Announcing CODE G: NEW Program Teaching Intermediate Coding

We’re so excited to announce the latest Girls in Tech program: CODE G Level II. The pilot version of CODE G Level II started on January 28 and was a free, in-person, intermediate level coding bootcamp. This program is just one more way Girls in Tech is working to reverse the gender imbalance in technology through education and empowerment.
According to the National Science Foundation, women are underrepresented in the science and engineering workforce, although the gap is shortening. Although women make up half of the total U.S. college-educated workforce, they only make up 29% of America’s science and engineering workforce. Female scientists and engineers are concentrated in different occupations than males; women comprise 62% of social scientists and 48% of scientists working in life sciences, but only 15% of engineers and 25% of those in computer and mathematical sciences.
Education and exposure to new, job market-ready skills is one big way to reduce that gap.

About CODE G Level II

This year, Girls in Tech’s focus will be teaching web development using Python. Through group projects, individual work, and hands-on mentoring from professional instructors participants learn how to create modern back-end websites using the Flask web framework, an elegant, thriving tool used by companies like Pinterest and Twilio to power billions of requests per month. Our five-day bootcamp, sponsored by Nutanix, Cisco and EWC, has already helped transform beginner level coders into intermediate level Python programmers.

The First CODE G Level II Class

Our initial CODE G Level II bootcamp was hosted at the AWS loft space in San Francisco. Throughout the five days, participants were invited to compete as they built their group projects together! Below is an overview of the first, second, and third-place teams!

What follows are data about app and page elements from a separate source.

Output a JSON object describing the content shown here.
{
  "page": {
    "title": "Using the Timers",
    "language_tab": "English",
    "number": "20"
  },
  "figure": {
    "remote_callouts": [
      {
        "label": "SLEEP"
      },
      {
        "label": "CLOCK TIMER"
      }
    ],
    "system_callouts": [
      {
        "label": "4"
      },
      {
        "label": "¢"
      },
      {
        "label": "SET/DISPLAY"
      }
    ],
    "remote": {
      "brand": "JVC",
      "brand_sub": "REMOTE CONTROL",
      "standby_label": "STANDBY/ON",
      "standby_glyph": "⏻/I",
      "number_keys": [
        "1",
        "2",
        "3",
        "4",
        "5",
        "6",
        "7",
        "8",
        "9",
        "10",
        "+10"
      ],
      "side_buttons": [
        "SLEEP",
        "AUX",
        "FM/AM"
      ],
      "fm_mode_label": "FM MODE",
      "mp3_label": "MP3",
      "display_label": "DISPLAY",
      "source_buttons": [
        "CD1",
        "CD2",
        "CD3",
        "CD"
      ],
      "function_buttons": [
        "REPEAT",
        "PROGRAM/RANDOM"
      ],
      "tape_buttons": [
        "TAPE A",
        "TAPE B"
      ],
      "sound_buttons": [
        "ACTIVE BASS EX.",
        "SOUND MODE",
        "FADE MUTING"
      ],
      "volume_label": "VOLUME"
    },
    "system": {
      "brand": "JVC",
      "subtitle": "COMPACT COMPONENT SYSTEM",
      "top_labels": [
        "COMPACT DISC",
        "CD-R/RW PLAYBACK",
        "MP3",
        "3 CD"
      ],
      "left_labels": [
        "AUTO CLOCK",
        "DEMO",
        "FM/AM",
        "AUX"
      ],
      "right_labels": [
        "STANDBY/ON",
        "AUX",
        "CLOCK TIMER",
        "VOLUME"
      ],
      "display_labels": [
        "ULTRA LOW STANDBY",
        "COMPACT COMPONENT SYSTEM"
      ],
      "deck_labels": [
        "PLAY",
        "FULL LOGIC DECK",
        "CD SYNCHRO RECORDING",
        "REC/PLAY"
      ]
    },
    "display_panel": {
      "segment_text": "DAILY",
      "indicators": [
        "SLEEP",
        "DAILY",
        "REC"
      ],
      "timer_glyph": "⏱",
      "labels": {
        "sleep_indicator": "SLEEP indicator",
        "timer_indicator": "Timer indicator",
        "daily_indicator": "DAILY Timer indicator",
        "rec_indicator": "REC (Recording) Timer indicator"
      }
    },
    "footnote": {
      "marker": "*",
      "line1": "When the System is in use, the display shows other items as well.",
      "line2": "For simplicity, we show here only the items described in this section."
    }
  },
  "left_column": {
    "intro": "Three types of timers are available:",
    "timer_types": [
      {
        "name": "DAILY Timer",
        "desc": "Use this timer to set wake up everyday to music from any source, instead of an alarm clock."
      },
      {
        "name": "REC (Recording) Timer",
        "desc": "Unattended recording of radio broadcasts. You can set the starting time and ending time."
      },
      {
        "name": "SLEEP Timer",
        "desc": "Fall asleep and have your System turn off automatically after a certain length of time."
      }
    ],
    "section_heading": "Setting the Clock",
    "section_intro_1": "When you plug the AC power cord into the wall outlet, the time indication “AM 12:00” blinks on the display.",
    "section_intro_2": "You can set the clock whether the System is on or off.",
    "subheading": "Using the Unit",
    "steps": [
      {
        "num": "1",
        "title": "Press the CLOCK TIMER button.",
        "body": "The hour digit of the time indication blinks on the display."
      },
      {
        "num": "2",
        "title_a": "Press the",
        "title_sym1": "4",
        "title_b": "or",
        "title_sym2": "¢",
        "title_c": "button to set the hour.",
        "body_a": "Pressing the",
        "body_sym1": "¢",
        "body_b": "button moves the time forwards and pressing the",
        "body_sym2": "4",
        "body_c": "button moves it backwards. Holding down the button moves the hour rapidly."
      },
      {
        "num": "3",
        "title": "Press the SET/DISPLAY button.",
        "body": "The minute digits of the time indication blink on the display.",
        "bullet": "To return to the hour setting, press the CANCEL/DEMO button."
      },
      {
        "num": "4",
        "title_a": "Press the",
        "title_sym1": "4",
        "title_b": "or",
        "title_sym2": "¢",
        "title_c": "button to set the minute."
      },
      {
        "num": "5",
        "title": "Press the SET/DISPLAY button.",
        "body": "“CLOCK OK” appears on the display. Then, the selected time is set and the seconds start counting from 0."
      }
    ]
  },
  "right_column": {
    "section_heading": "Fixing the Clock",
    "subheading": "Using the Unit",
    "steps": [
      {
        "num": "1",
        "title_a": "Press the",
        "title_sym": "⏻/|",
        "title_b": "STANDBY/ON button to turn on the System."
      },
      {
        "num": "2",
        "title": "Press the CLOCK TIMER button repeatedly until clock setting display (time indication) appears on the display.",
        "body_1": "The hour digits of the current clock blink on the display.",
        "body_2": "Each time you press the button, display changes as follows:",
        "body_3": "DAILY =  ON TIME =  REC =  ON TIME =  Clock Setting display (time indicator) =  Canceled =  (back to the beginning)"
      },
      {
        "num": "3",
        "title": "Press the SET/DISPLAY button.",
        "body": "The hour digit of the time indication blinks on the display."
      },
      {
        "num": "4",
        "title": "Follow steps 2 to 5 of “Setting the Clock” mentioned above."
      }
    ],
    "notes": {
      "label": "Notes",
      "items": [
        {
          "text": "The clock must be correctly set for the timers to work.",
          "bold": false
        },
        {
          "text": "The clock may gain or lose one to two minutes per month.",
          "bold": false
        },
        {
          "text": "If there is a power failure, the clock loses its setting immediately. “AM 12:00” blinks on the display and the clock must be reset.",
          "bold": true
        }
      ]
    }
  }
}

  1. Project Name: The Company Review

Team members: Namibia, Ayodele, Paige, Nataly, Senay, Kaye, Rajasree, Vivian
Description of the project: This project was a tool to summarize ratings of companies as judged by employees using data from Kaggle on Apple, Facebook, Google, and Amazon. The team created a web app that created a word-cloud of employee reviews and visualizations of employee satisfaction data across two dimensions.
Why was this particular project spotlighted? This project had more participants than the other groups. The prototype they produced looked professional and the team, led by Namibia, presented its vision articulately and compellingly.
Why was learning this skill important to the team? The team learned to create their own web app that they expect will form the basis of the product MVP. The team leader, Namibia, has already formed a consulting company around similar concepts. Although there is still work to determine who the ideal target market is and the best product-market fit, the ideas the team brought to the project were interesting and helpful in clarifying the product vision.

  1. Project Name: Peep My Tweets

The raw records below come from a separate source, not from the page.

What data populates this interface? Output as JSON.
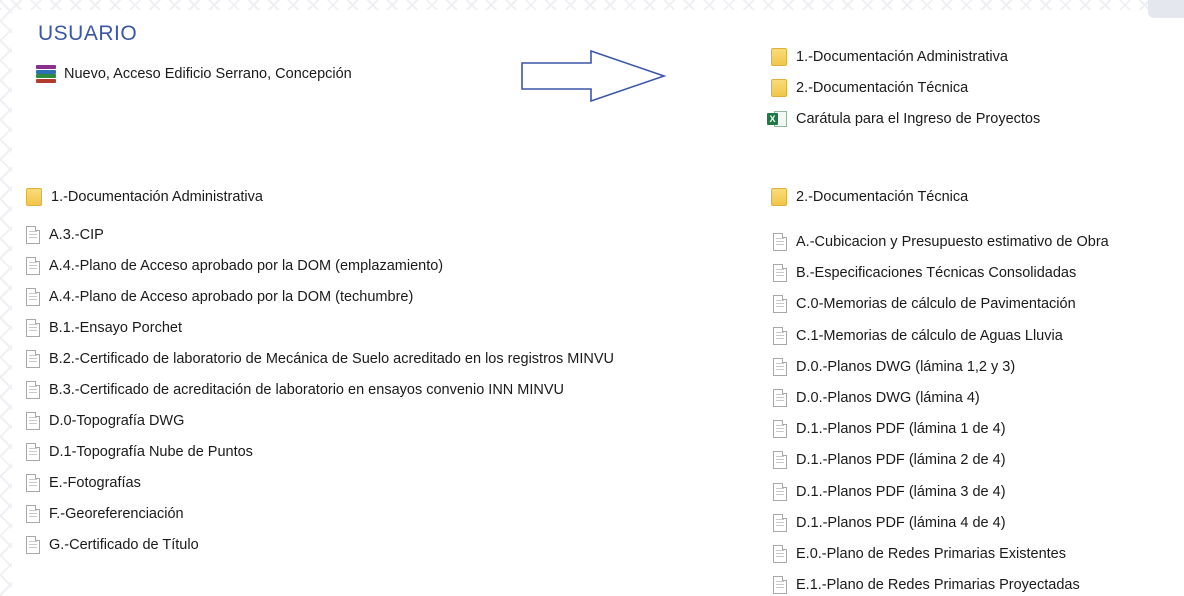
{
  "header": {
    "title": "USUARIO"
  },
  "archive": {
    "name": "Nuevo, Acceso Edificio Serrano, Concepción",
    "icon": "winrar-archive-icon"
  },
  "archive_contents": [
    {
      "type": "folder",
      "label": "1.-Documentación Administrativa"
    },
    {
      "type": "folder",
      "label": "2.-Documentación Técnica"
    },
    {
      "type": "excel",
      "label": "Carátula para el Ingreso de Proyectos",
      "badge": "X"
    }
  ],
  "admin_section": {
    "folder_label": "1.-Documentación Administrativa",
    "files": [
      "A.3.-CIP",
      "A.4.-Plano de Acceso aprobado por la DOM (emplazamiento)",
      "A.4.-Plano de Acceso aprobado por la DOM (techumbre)",
      "B.1.-Ensayo Porchet",
      "B.2.-Certificado de laboratorio de Mecánica de Suelo acreditado en los registros MINVU",
      "B.3.-Certificado de acreditación de laboratorio en ensayos convenio INN MINVU",
      "D.0-Topografía DWG",
      "D.1-Topografía Nube de Puntos",
      "E.-Fotografías",
      "F.-Georeferenciación",
      "G.-Certificado de Título"
    ]
  },
  "tech_section": {
    "folder_label": "2.-Documentación Técnica",
    "files": [
      "A.-Cubicacion y Presupuesto estimativo de Obra",
      "B.-Especificaciones Técnicas Consolidadas",
      "C.0-Memorias de cálculo de Pavimentación",
      "C.1-Memorias de cálculo de Aguas Lluvia",
      "D.0.-Planos DWG (lámina 1,2 y 3)",
      "D.0.-Planos DWG (lámina 4)",
      "D.1.-Planos PDF (lámina 1 de 4)",
      "D.1.-Planos PDF (lámina 2 de 4)",
      "D.1.-Planos PDF (lámina 3 de 4)",
      "D.1.-Planos PDF (lámina 4 de 4)",
      "E.0.-Plano de Redes Primarias Existentes",
      "E.1.-Plano de Redes Primarias Proyectadas"
    ]
  },
  "colors": {
    "title": "#3b57a8",
    "arrow": "#3b57a8",
    "folder": "#f1c54a",
    "excel": "#1d7a45"
  }
}
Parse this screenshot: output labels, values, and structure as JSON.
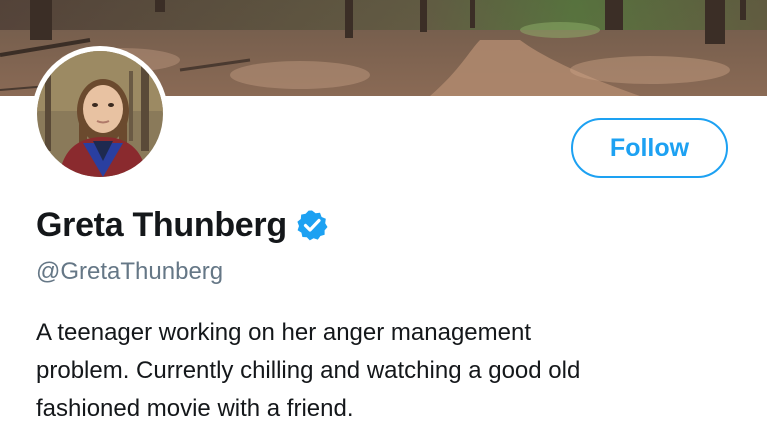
{
  "profile": {
    "display_name": "Greta Thunberg",
    "handle": "@GretaThunberg",
    "verified": true,
    "bio_lines": [
      "A teenager working on her anger management",
      "problem. Currently chilling and watching a good old",
      "fashioned movie with a friend."
    ]
  },
  "actions": {
    "follow_label": "Follow"
  },
  "icons": {
    "verified": "verified-badge-icon",
    "banner": "forest-path-banner",
    "avatar": "profile-avatar"
  },
  "colors": {
    "accent": "#1da1f2",
    "name_text": "#14171a",
    "handle_text": "#657786",
    "background": "#ffffff"
  }
}
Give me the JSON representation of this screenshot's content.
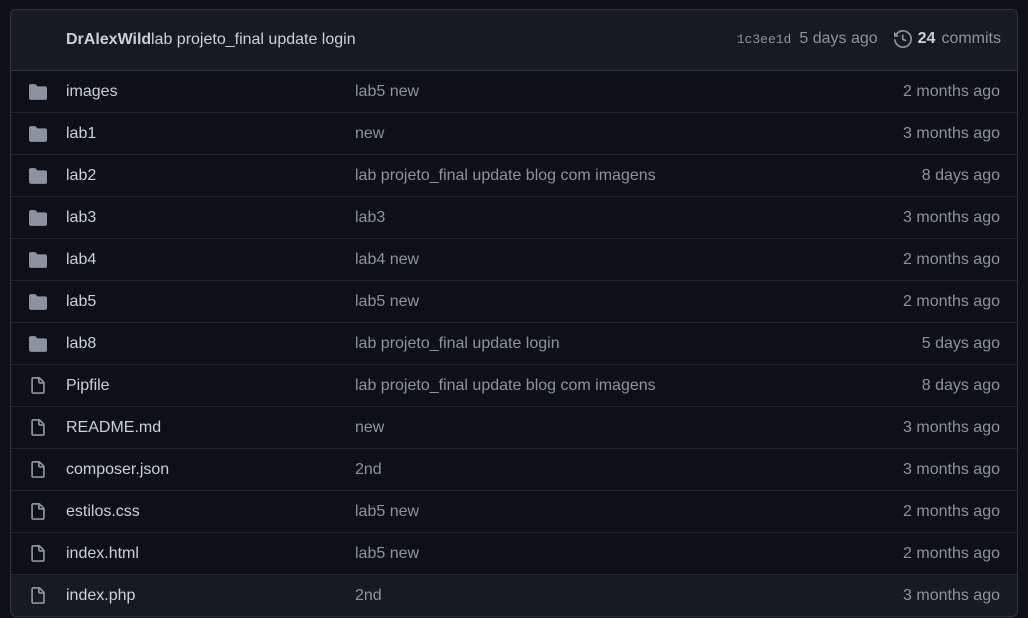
{
  "header": {
    "author": "DrAlexWild",
    "message": "lab projeto_final update login",
    "sha": "1c3ee1d",
    "age": "5 days ago",
    "commit_count": "24",
    "commits_label": "commits"
  },
  "colors": {
    "background": "#0d1117",
    "header_bg": "#161b22",
    "border": "#30363d",
    "text": "#c9d1d9",
    "muted": "#8b949e",
    "icon": "#8b949e"
  },
  "files": [
    {
      "type": "folder-icon",
      "name": "images",
      "message": "lab5 new",
      "time": "2 months ago"
    },
    {
      "type": "folder-icon",
      "name": "lab1",
      "message": "new",
      "time": "3 months ago"
    },
    {
      "type": "folder-icon",
      "name": "lab2",
      "message": "lab projeto_final update blog com imagens",
      "time": "8 days ago"
    },
    {
      "type": "folder-icon",
      "name": "lab3",
      "message": "lab3",
      "time": "3 months ago"
    },
    {
      "type": "folder-icon",
      "name": "lab4",
      "message": "lab4 new",
      "time": "2 months ago"
    },
    {
      "type": "folder-icon",
      "name": "lab5",
      "message": "lab5 new",
      "time": "2 months ago"
    },
    {
      "type": "folder-icon",
      "name": "lab8",
      "message": "lab projeto_final update login",
      "time": "5 days ago"
    },
    {
      "type": "file-icon",
      "name": "Pipfile",
      "message": "lab projeto_final update blog com imagens",
      "time": "8 days ago"
    },
    {
      "type": "file-icon",
      "name": "README.md",
      "message": "new",
      "time": "3 months ago"
    },
    {
      "type": "file-icon",
      "name": "composer.json",
      "message": "2nd",
      "time": "3 months ago"
    },
    {
      "type": "file-icon",
      "name": "estilos.css",
      "message": "lab5 new",
      "time": "2 months ago"
    },
    {
      "type": "file-icon",
      "name": "index.html",
      "message": "lab5 new",
      "time": "2 months ago"
    },
    {
      "type": "file-icon",
      "name": "index.php",
      "message": "2nd",
      "time": "3 months ago"
    }
  ]
}
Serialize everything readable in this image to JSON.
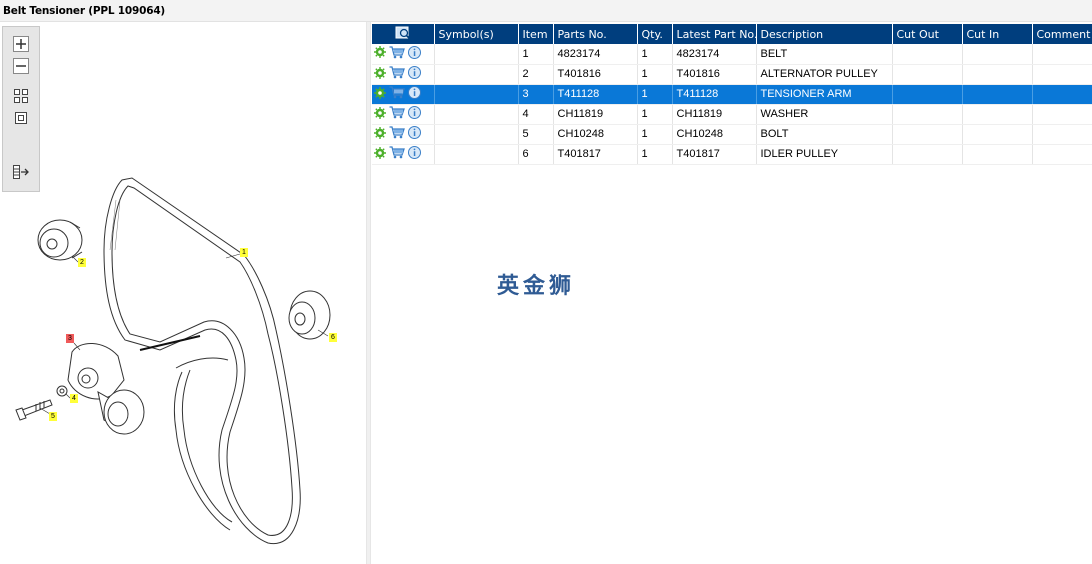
{
  "window": {
    "title": "Belt Tensioner (PPL 109064)"
  },
  "toolbar": {
    "buttons": [
      {
        "name": "zoom-in-icon"
      },
      {
        "name": "zoom-out-icon"
      },
      {
        "name": "fit-all-icon"
      },
      {
        "name": "fit-page-icon"
      },
      {
        "name": "export-list-icon"
      }
    ]
  },
  "diagram": {
    "callouts": [
      "1",
      "2",
      "3",
      "4",
      "5",
      "6"
    ]
  },
  "table": {
    "headers": [
      "",
      "Symbol(s)",
      "Item",
      "Parts No.",
      "Qty.",
      "Latest Part No.",
      "Description",
      "Cut Out",
      "Cut In",
      "Comment"
    ],
    "rows": [
      {
        "item": "1",
        "part_no": "4823174",
        "qty": "1",
        "latest": "4823174",
        "desc": "BELT",
        "selected": false
      },
      {
        "item": "2",
        "part_no": "T401816",
        "qty": "1",
        "latest": "T401816",
        "desc": "ALTERNATOR PULLEY",
        "selected": false
      },
      {
        "item": "3",
        "part_no": "T411128",
        "qty": "1",
        "latest": "T411128",
        "desc": "TENSIONER ARM",
        "selected": true
      },
      {
        "item": "4",
        "part_no": "CH11819",
        "qty": "1",
        "latest": "CH11819",
        "desc": "WASHER",
        "selected": false
      },
      {
        "item": "5",
        "part_no": "CH10248",
        "qty": "1",
        "latest": "CH10248",
        "desc": "BOLT",
        "selected": false
      },
      {
        "item": "6",
        "part_no": "T401817",
        "qty": "1",
        "latest": "T401817",
        "desc": "IDLER PULLEY",
        "selected": false
      }
    ]
  },
  "watermark": "英金狮",
  "colors": {
    "header_bg": "#003e7e",
    "selected_row": "#0a78d7",
    "accent_green": "#4caf2a",
    "cart_blue": "#3a7fc8"
  }
}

Participants: Emily, Mika, Ragavi, Yasmine
Description of the project: The team built on research work Emily had done previously with a Twitter developer account, combined with their new knowledge in building web apps, to create a website that could accept an arbitrary search term and create a word cloud dynamically based on the most recent 100 tweets containing that term.
Why was this particular project spotlighted? The word cloud was in the shape of the Twitter bird icon, which was creative, and required the team to experiment to learn how to apply a custom bitmask.
Why was learning this skill important to the team? The team worked together on separate components of the app and integrated these using the Git revision control system, which we covered on day 3. Nowadays Git is the most powerful and commonly used tool for collaboration on code within development teams across almost every industry that develops software.

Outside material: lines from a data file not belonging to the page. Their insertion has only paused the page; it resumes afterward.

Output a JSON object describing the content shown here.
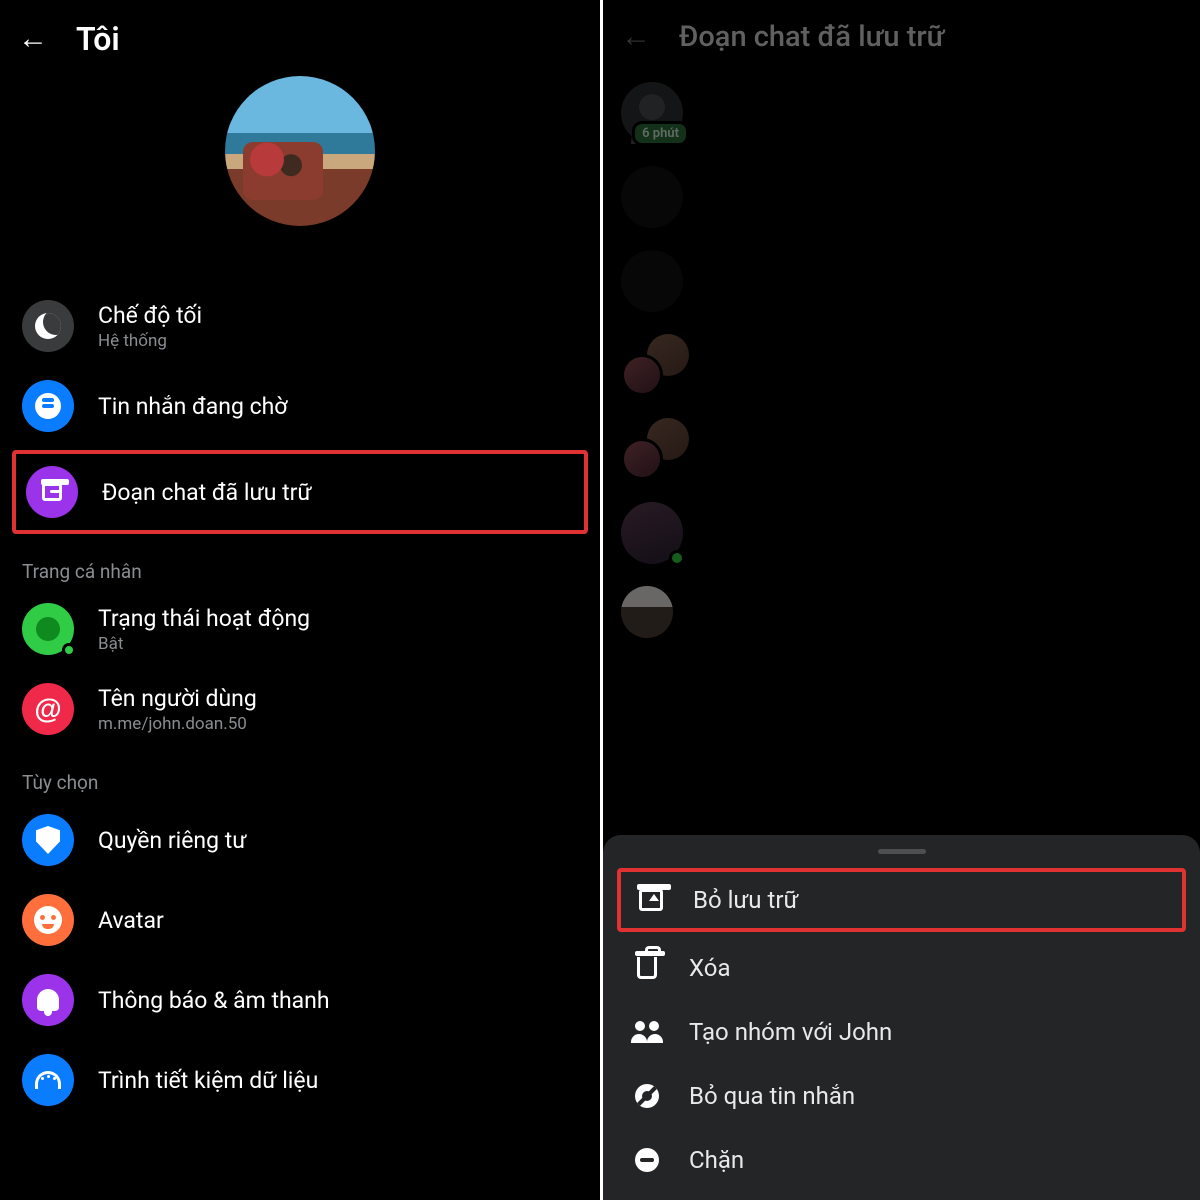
{
  "left": {
    "back_icon": "←",
    "title": "Tôi",
    "items": {
      "dark_mode": {
        "label": "Chế độ tối",
        "sub": "Hệ thống"
      },
      "pending": {
        "label": "Tin nhắn đang chờ"
      },
      "archived": {
        "label": "Đoạn chat đã lưu trữ"
      }
    },
    "section_profile": "Trang cá nhân",
    "profile_items": {
      "active": {
        "label": "Trạng thái hoạt động",
        "sub": "Bật"
      },
      "username": {
        "label": "Tên người dùng",
        "sub": "m.me/john.doan.50"
      }
    },
    "section_options": "Tùy chọn",
    "option_items": {
      "privacy": {
        "label": "Quyền riêng tư"
      },
      "avatar": {
        "label": "Avatar"
      },
      "notif": {
        "label": "Thông báo & âm thanh"
      },
      "saver": {
        "label": "Trình tiết kiệm dữ liệu"
      }
    }
  },
  "right": {
    "back_icon": "←",
    "title": "Đoạn chat đã lưu trữ",
    "time_badge": "6 phút",
    "sheet": {
      "unarchive": "Bỏ lưu trữ",
      "delete": "Xóa",
      "group": "Tạo nhóm với John",
      "mute": "Bỏ qua tin nhắn",
      "block": "Chặn"
    }
  }
}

  1. Project Name: Water Quality Visualization

Participants: Irehe, Kaho, Olivia, Annie
Description of the project: The team built a dynamic web app to visualize the results of public water quality data in California.
Why was this particular project spotlighted? The team built an attractive dynamic web app using Dash (based on Flask) with interactive charts using Plotly. The team clearly identified that there was a significant spike in the lead concentration in water in a school for the blind.
Why was learning this skill important to the team? Dash is a modern single-page web framework that supports building dynamic dashboards based on Python and Flask that contain zoomable, interactive charts. Dashboards are a commonly used mechanism in the industry to provide high-level visual interaction with complex datasets.

Congratulations to the first CODE G Level II class!

Interested in taking your Python web dev skills up a notch? CODE G Level II will be offered multiple times a year, so sign-up for our email newsletter to get notified when applications are open!